Cruiser RV Makes a Home in Idaho
While Winnebago is rolling out its high-end motorhomes, Cruiser RV will be focusing on the other end of the spectrum out West, according to Jay Mohamed, general manager of Shadow Cruiser.
“From Day One it’s going to be our Shadow Cruiser,” he says. “Our West Coast partners that we have now, that is what they are familiar with, it’s already working. It’s not broken, so you don’t want to fix it. It’s that kind of deal.”
For the past 14 years, the RV maker has been shipping its Cruiser products to the West Coast from its headquarters in Howe, Ind.
“The ultra-lite in the travel trailer brand is the beat of the market,” Mohamed says. “It’s priced right, and gets good volume. It basically comes with all the bells and whistles. It’s set up to be simple for the dealer and for the customers and is so easy to buy. They can get it any way they want it.”
Cruiser should know. It’s been building lightweight travel trailers since 1988. Cruiser was acquired in January 2015 by Heartland RV, a subsidiary of Thor Industries. That deal is expected to pay off for both Thor and its Cruiser division.
Indeed, Heartland is already producing trailers for the West Coast out of its Nampa, Idaho, facility and Cruiser will be manufacturing the plant’s second product. Hiring is underway for Cruiser.
“We’ve been getting ready for the past four months,” Mohamed says.
The first Shadow Cruiser 280QBS travel trailer is expected to roll off the line in mid-December.
The 248,000-square-foot Nampa facility is located on 25 acres and is well situated for the West Coast, according to Mohamed.
Cruiser, he says, looked at several sites and the Nampa site “seemed to be the best site that would benefit everybody from our Canadian partners to our Southwest partners. It kind-of works well for everyone.”

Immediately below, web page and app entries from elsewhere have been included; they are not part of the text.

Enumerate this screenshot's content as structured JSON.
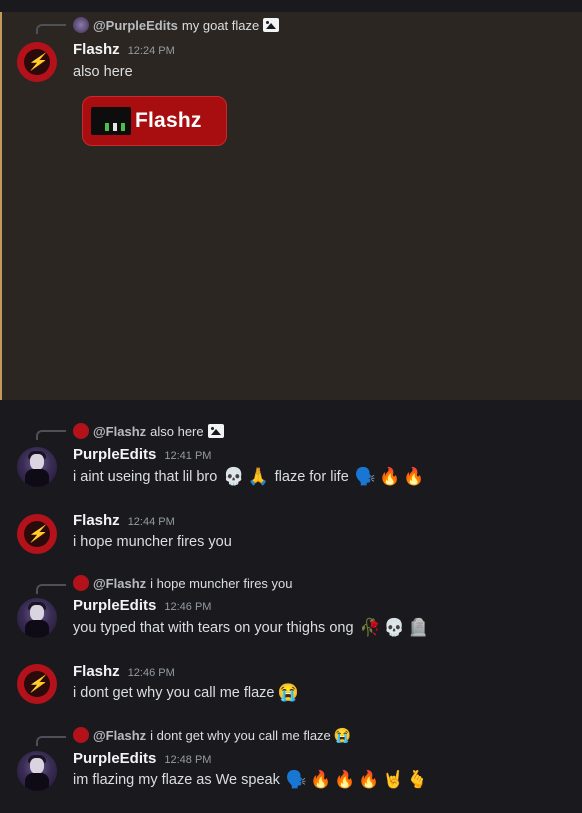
{
  "messages": [
    {
      "reply": {
        "mention": "@PurpleEdits",
        "preview": "my goat flaze",
        "has_image": true
      },
      "username": "Flashz",
      "timestamp": "12:24 PM",
      "text": "also here",
      "embed": {
        "label": "Flashz"
      },
      "highlighted": true
    },
    {
      "reply": {
        "mention": "@Flashz",
        "preview": "also here",
        "has_image": true
      },
      "username": "PurpleEdits",
      "timestamp": "12:41 PM",
      "text": "i aint useing that lil bro",
      "emojis_a": [
        "💀",
        "🙏"
      ],
      "text_b": "flaze for life",
      "emojis_b": [
        "🗣️",
        "🔥",
        "🔥"
      ]
    },
    {
      "username": "Flashz",
      "timestamp": "12:44 PM",
      "text": "i hope muncher fires you"
    },
    {
      "reply": {
        "mention": "@Flashz",
        "preview": "i hope muncher fires you",
        "has_image": false
      },
      "username": "PurpleEdits",
      "timestamp": "12:46 PM",
      "text": "you typed that with tears on your thighs ong",
      "emojis": [
        "🥀",
        "💀",
        "🪦"
      ]
    },
    {
      "username": "Flashz",
      "timestamp": "12:46 PM",
      "text": "i dont get why you call me flaze",
      "emojis": [
        "😭"
      ]
    },
    {
      "reply": {
        "mention": "@Flashz",
        "preview": "i dont get why you call me flaze",
        "emoji": "😭"
      },
      "username": "PurpleEdits",
      "timestamp": "12:48 PM",
      "text": "im flazing my flaze as We speak",
      "emojis": [
        "🗣️",
        "🔥",
        "🔥",
        "🔥",
        "🤘",
        "🫰"
      ]
    }
  ],
  "colors": {
    "flashz_avatar": "#b3121a",
    "highlight_bg": "#2b2621",
    "highlight_border": "#c49a5a"
  }
}
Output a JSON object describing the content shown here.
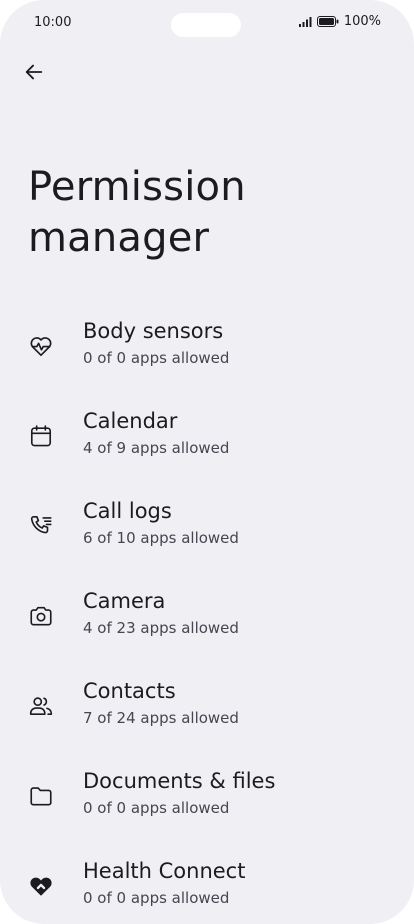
{
  "status_bar": {
    "time": "10:00",
    "battery": "100%"
  },
  "header": {
    "back_icon": "arrow-back-icon",
    "title": "Permission manager"
  },
  "permissions": [
    {
      "label": "Body sensors",
      "summary": "0 of 0 apps allowed",
      "icon": "heart-pulse-icon"
    },
    {
      "label": "Calendar",
      "summary": "4 of 9 apps allowed",
      "icon": "calendar-icon"
    },
    {
      "label": "Call logs",
      "summary": "6 of 10 apps allowed",
      "icon": "call-log-icon"
    },
    {
      "label": "Camera",
      "summary": "4 of 23 apps allowed",
      "icon": "camera-icon"
    },
    {
      "label": "Contacts",
      "summary": "7 of 24 apps allowed",
      "icon": "contacts-icon"
    },
    {
      "label": "Documents & files",
      "summary": "0 of 0 apps allowed",
      "icon": "folder-icon"
    },
    {
      "label": "Health Connect",
      "summary": "0 of 0 apps allowed",
      "icon": "health-connect-icon"
    }
  ]
}
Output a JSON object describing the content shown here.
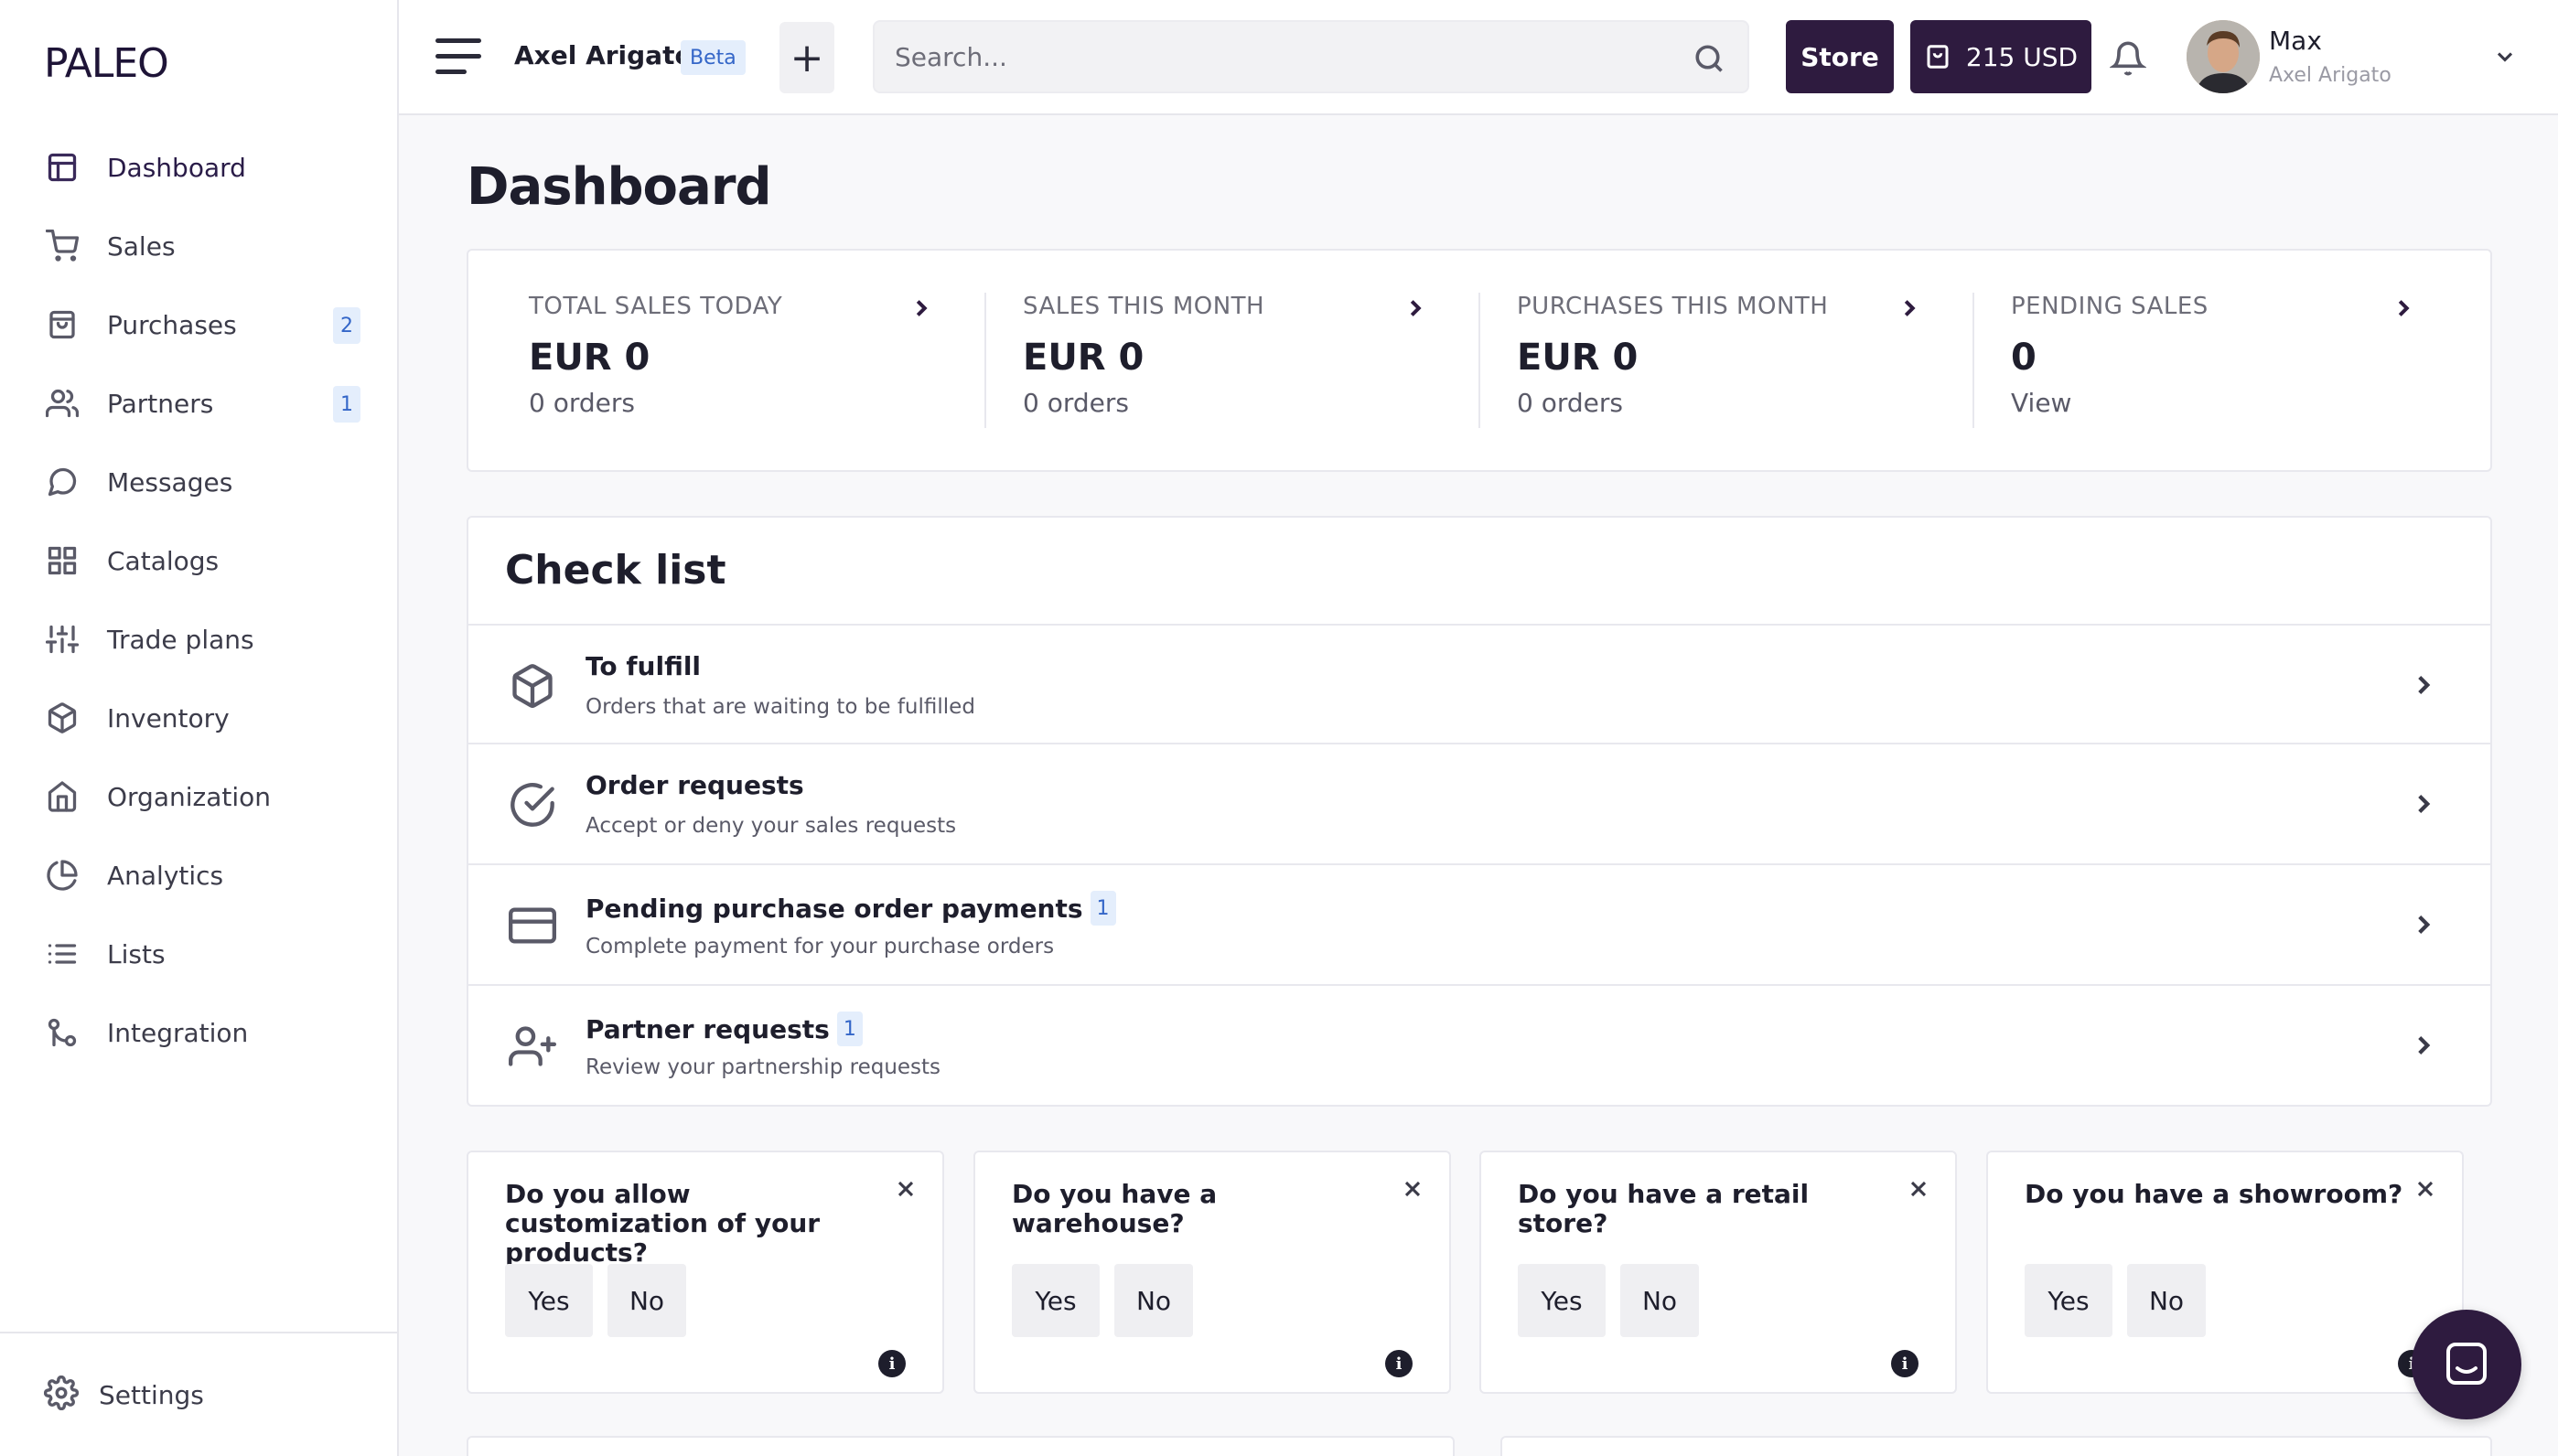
{
  "app": {
    "logo": "PALEO"
  },
  "sidebar": {
    "items": [
      {
        "label": "Dashboard",
        "icon": "dashboard-icon",
        "active": true,
        "badge": ""
      },
      {
        "label": "Sales",
        "icon": "cart-icon",
        "badge": ""
      },
      {
        "label": "Purchases",
        "icon": "shopping-bag-icon",
        "badge": "2"
      },
      {
        "label": "Partners",
        "icon": "users-icon",
        "badge": "1"
      },
      {
        "label": "Messages",
        "icon": "message-icon",
        "badge": ""
      },
      {
        "label": "Catalogs",
        "icon": "grid-icon",
        "badge": ""
      },
      {
        "label": "Trade plans",
        "icon": "sliders-icon",
        "badge": ""
      },
      {
        "label": "Inventory",
        "icon": "box-icon",
        "badge": ""
      },
      {
        "label": "Organization",
        "icon": "home-icon",
        "badge": ""
      },
      {
        "label": "Analytics",
        "icon": "pie-chart-icon",
        "badge": ""
      },
      {
        "label": "Lists",
        "icon": "list-icon",
        "badge": ""
      },
      {
        "label": "Integration",
        "icon": "git-merge-icon",
        "badge": ""
      }
    ],
    "settings_label": "Settings"
  },
  "header": {
    "org_name": "Axel Arigato",
    "beta_label": "Beta",
    "add_label": "+",
    "search_placeholder": "Search...",
    "store_label": "Store",
    "cart_label": "215 USD",
    "user_name": "Max",
    "user_org": "Axel Arigato"
  },
  "main": {
    "title": "Dashboard",
    "stats": [
      {
        "title": "TOTAL SALES TODAY",
        "value": "EUR 0",
        "sub": "0 orders"
      },
      {
        "title": "SALES THIS MONTH",
        "value": "EUR 0",
        "sub": "0 orders"
      },
      {
        "title": "PURCHASES THIS MONTH",
        "value": "EUR 0",
        "sub": "0 orders"
      },
      {
        "title": "PENDING SALES",
        "value": "0",
        "sub": "View"
      }
    ],
    "checklist": {
      "title": "Check list",
      "rows": [
        {
          "title": "To fulfill",
          "desc": "Orders that are waiting to be fulfilled",
          "badge": "",
          "icon": "package-icon"
        },
        {
          "title": "Order requests",
          "desc": "Accept or deny your sales requests",
          "badge": "",
          "icon": "check-circle-icon"
        },
        {
          "title": "Pending purchase order payments",
          "desc": "Complete payment for your purchase orders",
          "badge": "1",
          "icon": "credit-card-icon"
        },
        {
          "title": "Partner requests",
          "desc": "Review your partnership requests",
          "badge": "1",
          "icon": "user-plus-icon"
        }
      ]
    },
    "questions": [
      {
        "text": "Do you allow customization of your products?",
        "yes": "Yes",
        "no": "No"
      },
      {
        "text": "Do you have a warehouse?",
        "yes": "Yes",
        "no": "No"
      },
      {
        "text": "Do you have a retail store?",
        "yes": "Yes",
        "no": "No"
      },
      {
        "text": "Do you have a showroom?",
        "yes": "Yes",
        "no": "No"
      }
    ]
  },
  "colors": {
    "brand": "#2e1b3f",
    "badge_bg": "#e4eefc",
    "badge_text": "#3466c8"
  }
}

It didn’t hurt that the building was already there and owned by Heartland.
“For us, it was just a matter of time. The ultimate plan was to get out there. We were hoping to announce it and get out there earlier, but we didn’t want to rush anything,” Mohamed says. “I think dealers will appreciate us waiting and making sure it’s right and that the product is what they want from the facility.”

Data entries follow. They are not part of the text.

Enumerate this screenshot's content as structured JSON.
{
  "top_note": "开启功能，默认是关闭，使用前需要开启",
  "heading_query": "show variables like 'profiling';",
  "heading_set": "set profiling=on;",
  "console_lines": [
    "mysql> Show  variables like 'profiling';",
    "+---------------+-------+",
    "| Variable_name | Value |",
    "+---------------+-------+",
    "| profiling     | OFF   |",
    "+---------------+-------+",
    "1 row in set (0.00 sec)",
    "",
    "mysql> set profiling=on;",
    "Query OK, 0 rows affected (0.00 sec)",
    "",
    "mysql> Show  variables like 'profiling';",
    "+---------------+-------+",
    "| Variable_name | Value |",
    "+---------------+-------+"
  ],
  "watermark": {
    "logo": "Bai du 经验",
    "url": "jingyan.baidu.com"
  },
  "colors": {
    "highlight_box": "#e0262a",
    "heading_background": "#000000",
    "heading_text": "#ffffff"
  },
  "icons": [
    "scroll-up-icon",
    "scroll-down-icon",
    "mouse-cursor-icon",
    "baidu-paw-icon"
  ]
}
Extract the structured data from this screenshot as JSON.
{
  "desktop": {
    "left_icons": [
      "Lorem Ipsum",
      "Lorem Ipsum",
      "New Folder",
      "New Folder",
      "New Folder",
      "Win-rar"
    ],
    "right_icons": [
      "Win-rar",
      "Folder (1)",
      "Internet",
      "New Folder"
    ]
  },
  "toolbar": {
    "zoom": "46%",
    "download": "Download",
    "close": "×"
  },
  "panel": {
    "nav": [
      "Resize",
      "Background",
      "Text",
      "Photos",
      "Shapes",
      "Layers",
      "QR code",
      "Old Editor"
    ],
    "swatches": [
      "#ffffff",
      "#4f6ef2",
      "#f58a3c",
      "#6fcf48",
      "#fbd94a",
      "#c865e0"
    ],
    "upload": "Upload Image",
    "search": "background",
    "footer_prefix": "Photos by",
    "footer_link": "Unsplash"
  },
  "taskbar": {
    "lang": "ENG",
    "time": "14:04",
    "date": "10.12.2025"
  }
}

Jayco Has Decade-Old Roots in Idaho
The benefits of building RVs out West are no secret to Jayco.
The Middlebury, Ind.-based RV maker has been building RVs in Twin Falls, Idaho, for about 10 years, according to Joe Thompson, vice president, operations and corporate purchasing.
“We first went out and leased a facility on Washington Street, then built the facility that we are in nine years ago,” he says. At its completion, Jayco had a 154,000-square-foot facility. The first unit built there was a Jayco Jay Flight 27BH travel trailer.

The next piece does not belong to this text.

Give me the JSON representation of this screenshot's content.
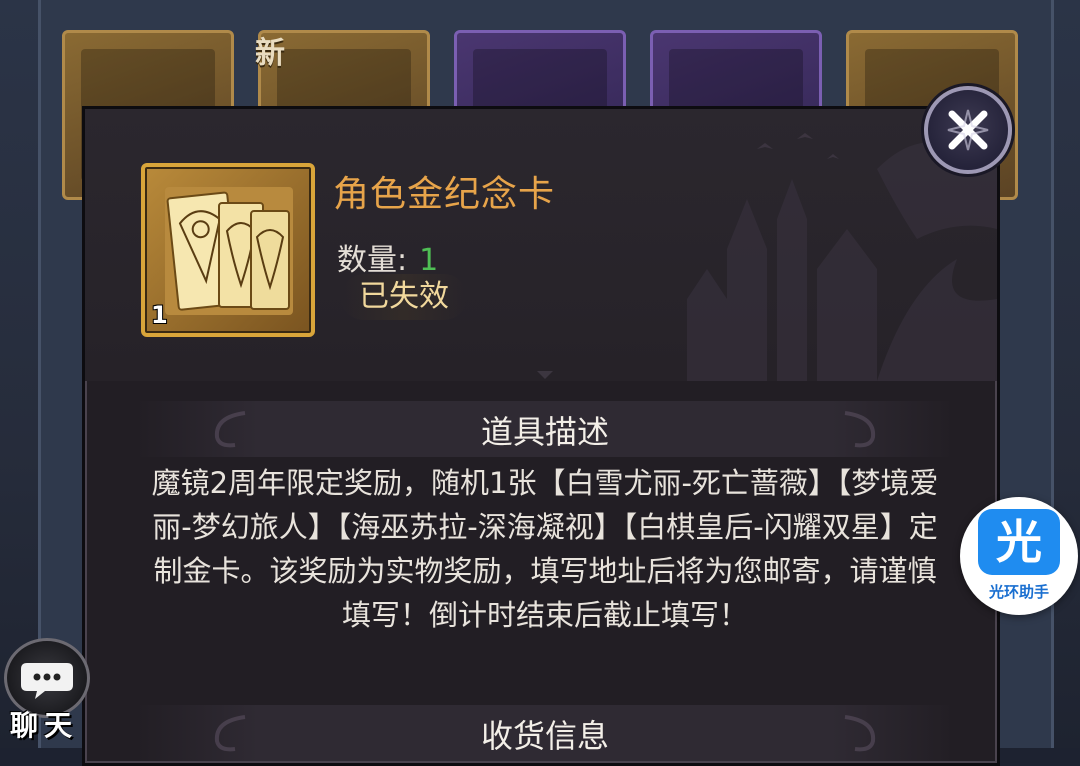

It’s the manufacturing home of 14 different models of the Jay Flight travel trailers. Out of the plant, Jayco produces 24 units a day on one manufacturing line.
“In fact, our demand exceeds our capacity,” Thompson says. “We’re looking into expanding, but there’s no timetable; it’s a little too early.”
Jayco does, however, own acreage adjacent to its plant that can still be developed.
In the meantime, Jayco has worked hard the past two years on increasing its daily output by 35 percent. That resulted in a streamlining of the plant’s product offerings, Thompson says, “So we had a limited number of models that we were going to produce and have larger run sizes and focus on increasing our efficiency.
“I wouldn’t say we are at the top right now,” he adds.
The plant employs 225 people. In addition to the manufacturing line, Jayco has a mill room facility and other smaller, department activities.
With the area’s low unemployment rate, Thompson says the RV maker has a solid base of employees, “but we’re always looking for ways to increase our retention rate and attract new employees who are interested in our industry.”
RV PRO January Issue Online
To read more about the trend toward westward expansion, or to view our Best of Show selections from the National RV Show, access our January issue online, here.
January Issue Highlights:
- Makeover Energizes RVIA Show Attendees
- FCCC Bringing Back the Super C
- Aloha RV North Adopts to Changing Times